Published online by Cambridge University Press: 05 June 2012
In 1989, sitting newly ensconced in his small ground-floor office at Chatham House, the home of the prestigious think-tank the Royal Institute of International Affairs in London, Michael Grubb had a ‘little idea’. This idea was the germ of what would become a vast and continually expanding set of markets which trade, in various ways, the carbon emissions produced by industrial economies and consumer lifestyles. At that point, the Intergovernmental Panel on Climate Change (IPCC) had just started meeting to prepare its first assessment report, and many governments were doing the rounds of international conferences declaring climate change a serious issue that needed a collective response.

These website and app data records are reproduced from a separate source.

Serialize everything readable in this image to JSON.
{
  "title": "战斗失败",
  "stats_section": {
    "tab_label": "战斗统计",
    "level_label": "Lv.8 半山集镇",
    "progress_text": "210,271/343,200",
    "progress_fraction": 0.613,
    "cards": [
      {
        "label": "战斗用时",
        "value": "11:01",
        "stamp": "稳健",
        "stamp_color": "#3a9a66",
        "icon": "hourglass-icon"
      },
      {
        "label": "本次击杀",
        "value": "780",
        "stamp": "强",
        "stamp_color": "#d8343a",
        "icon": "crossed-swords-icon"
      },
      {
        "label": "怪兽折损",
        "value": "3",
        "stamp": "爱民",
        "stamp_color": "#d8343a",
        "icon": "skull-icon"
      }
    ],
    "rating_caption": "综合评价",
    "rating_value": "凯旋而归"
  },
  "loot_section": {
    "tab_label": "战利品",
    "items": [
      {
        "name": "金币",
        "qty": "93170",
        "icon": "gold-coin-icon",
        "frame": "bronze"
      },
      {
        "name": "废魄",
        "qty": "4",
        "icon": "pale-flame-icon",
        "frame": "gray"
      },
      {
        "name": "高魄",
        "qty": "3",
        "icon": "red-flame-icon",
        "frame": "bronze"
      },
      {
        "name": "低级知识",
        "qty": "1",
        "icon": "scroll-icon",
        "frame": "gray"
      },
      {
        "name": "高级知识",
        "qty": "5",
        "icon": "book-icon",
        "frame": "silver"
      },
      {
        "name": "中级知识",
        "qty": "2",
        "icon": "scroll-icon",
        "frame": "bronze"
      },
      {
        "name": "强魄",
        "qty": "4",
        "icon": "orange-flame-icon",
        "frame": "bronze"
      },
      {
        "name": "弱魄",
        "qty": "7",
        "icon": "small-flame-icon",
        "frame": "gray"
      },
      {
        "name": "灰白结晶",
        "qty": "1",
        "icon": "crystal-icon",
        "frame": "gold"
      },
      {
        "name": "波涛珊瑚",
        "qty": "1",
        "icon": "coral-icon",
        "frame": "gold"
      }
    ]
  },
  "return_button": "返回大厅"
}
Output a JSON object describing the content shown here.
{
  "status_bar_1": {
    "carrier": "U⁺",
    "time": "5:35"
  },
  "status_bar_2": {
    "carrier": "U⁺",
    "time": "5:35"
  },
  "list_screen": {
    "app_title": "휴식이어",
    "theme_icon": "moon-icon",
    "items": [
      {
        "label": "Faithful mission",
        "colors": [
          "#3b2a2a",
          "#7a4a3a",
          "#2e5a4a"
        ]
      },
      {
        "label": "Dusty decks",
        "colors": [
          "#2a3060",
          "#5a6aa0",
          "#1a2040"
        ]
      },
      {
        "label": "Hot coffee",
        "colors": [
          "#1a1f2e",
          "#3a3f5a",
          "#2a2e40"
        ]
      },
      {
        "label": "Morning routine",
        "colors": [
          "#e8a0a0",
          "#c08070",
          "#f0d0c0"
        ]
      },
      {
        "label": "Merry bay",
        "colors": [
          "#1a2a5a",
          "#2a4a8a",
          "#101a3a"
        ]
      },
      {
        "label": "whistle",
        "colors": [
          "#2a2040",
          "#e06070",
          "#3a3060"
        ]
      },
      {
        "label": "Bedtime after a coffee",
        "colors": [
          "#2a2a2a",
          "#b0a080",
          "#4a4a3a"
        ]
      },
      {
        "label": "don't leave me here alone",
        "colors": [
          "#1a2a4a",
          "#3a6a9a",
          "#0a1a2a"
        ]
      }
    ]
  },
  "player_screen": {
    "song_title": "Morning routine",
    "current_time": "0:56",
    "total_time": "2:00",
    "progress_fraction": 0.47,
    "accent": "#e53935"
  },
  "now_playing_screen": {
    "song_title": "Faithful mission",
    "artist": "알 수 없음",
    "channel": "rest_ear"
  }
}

Faced with the prospect of long, drawn-out negotiations between countries to work out how to reduce their collective emissions, Grubb, like other commentators at the time who had started to think about future climate negotiations, foresaw many problems. As we now recognise well, climate change is not like many other environmental issues. At the time, ozone depletion provided the most obvious model given that the Montreal Protocol had just successfully agreed to 50 per cent cuts in chlorofluorocarbons (CFCs), with more stringent cuts on the way. It also built on a general agreement (the Vienna Convention) rather like the Framework Convention that governments were trying to negotiate on climate change, so there were parallels. But unlike ozone depletion, climate change touches more or less every aspect of economic life, and goes to the literal engine of the industrial economy – energy use.